If the property owner is unhappy with the result of that vote, they can appeal that decision to the Utah State Tax Commission.
I first began serving on the County Council in 2014, a couple years after the Real Salt Lake issue was addressed by the BOE. After hearing about it, I had some questions of my own about our process and the Council’s involvement, and have been doing my own research.
It is my understanding that all the proper processes were followed for the Real Stadium. When the assessor initially declared the value, it was based on Real’s projected building costs. (When large, new projects come on, there is usually no data to use except the actual construction costs.)
After three years, an appeal was filed by Real. To establish a value, the Assessor uses three different approaches - cost (less depreciation), income, and sales of comparable properties. There were no comparable sales (since there aren’t many soccer stadiums in the near vicinity or surrounding states). The basic land value and building costs were used and reconciled to the income produced by the property. This analysis resulted in an assessment of $52 million.
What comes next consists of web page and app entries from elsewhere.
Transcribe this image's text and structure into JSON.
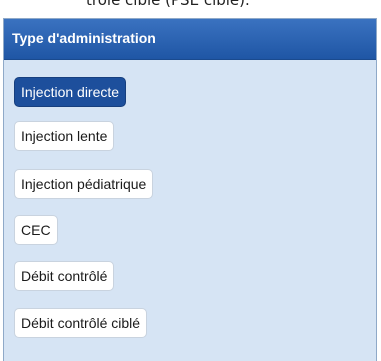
{
  "top_text": "trôlé ciblé (PSE ciblé).",
  "panel": {
    "title": "Type d'administration",
    "options": [
      {
        "label": "Injection directe",
        "selected": true
      },
      {
        "label": "Injection lente",
        "selected": false
      },
      {
        "label": "Injection pédiatrique",
        "selected": false
      },
      {
        "label": "CEC",
        "selected": false
      },
      {
        "label": "Débit contrôlé",
        "selected": false
      },
      {
        "label": "Débit contrôlé ciblé",
        "selected": false
      }
    ]
  },
  "colors": {
    "header": "#2a62b3",
    "panel_bg": "#d6e4f4",
    "selected_bg": "#1d4f9c"
  }
}
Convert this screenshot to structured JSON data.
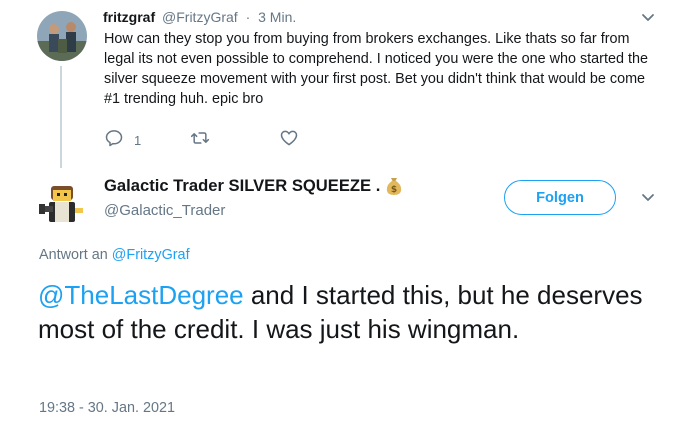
{
  "parent_tweet": {
    "display_name": "fritzgraf",
    "handle": "@FritzyGraf",
    "separator": "·",
    "time": "3 Min.",
    "text": "How can they stop you from buying from brokers exchanges. Like thats so far from legal its not even possible to comprehend.  I noticed you were the one who started the silver squeeze movement with your first post. Bet you didn't think that would be come #1 trending huh. epic bro",
    "reply_count": "1",
    "icons": [
      "reply-icon",
      "retweet-icon",
      "like-icon",
      "chevron-down-icon"
    ]
  },
  "main_tweet": {
    "display_name": "Galactic Trader SILVER SQUEEZE .",
    "name_emoji": "money-bag-icon",
    "handle": "@Galactic_Trader",
    "follow_label": "Folgen",
    "reply_prefix": "Antwort an",
    "reply_to_handle": "@FritzyGraf",
    "text_mention": "@TheLastDegree",
    "text_rest": " and I started this, but he deserves most of the credit. I was just his wingman.",
    "timestamp": "19:38 - 30. Jan. 2021"
  },
  "colors": {
    "accent": "#1da1f2",
    "text": "#14171a",
    "muted": "#657786",
    "thread_line": "#ccd6dd"
  }
}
While this is a significant decrease from the prior assessment, it is supported by the facts relating to the stadium.
Even though I wasn’t on the council when this was approved, after doing my own research on this, I feel confident in the ability of the assessor’s office and the market valuation process they followed.
Aimee Winder Newton has been serving on the Salt Lake County Council since January 2014. She is the current chair of the council. Her district encompasses Murray, Taylorsville, West Valley City and West Jordan, and a small portion of South Salt Lake and Millcreek... [read more]